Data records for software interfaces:
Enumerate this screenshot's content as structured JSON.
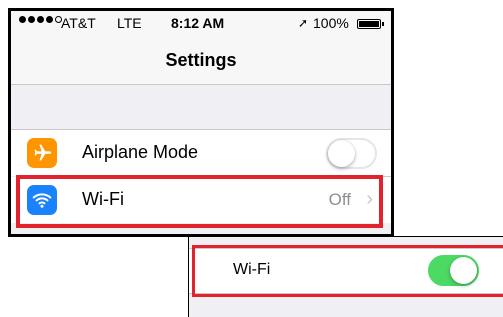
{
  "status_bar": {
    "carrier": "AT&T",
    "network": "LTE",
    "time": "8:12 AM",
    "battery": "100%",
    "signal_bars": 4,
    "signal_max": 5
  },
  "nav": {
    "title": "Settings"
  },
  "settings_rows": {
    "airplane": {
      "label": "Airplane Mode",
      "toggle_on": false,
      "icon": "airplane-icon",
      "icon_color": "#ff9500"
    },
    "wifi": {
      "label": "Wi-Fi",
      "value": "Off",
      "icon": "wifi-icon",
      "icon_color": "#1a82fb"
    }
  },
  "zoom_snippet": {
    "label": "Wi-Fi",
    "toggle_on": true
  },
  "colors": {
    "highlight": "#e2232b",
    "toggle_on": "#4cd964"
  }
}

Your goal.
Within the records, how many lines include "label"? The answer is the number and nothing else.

Written solution.
3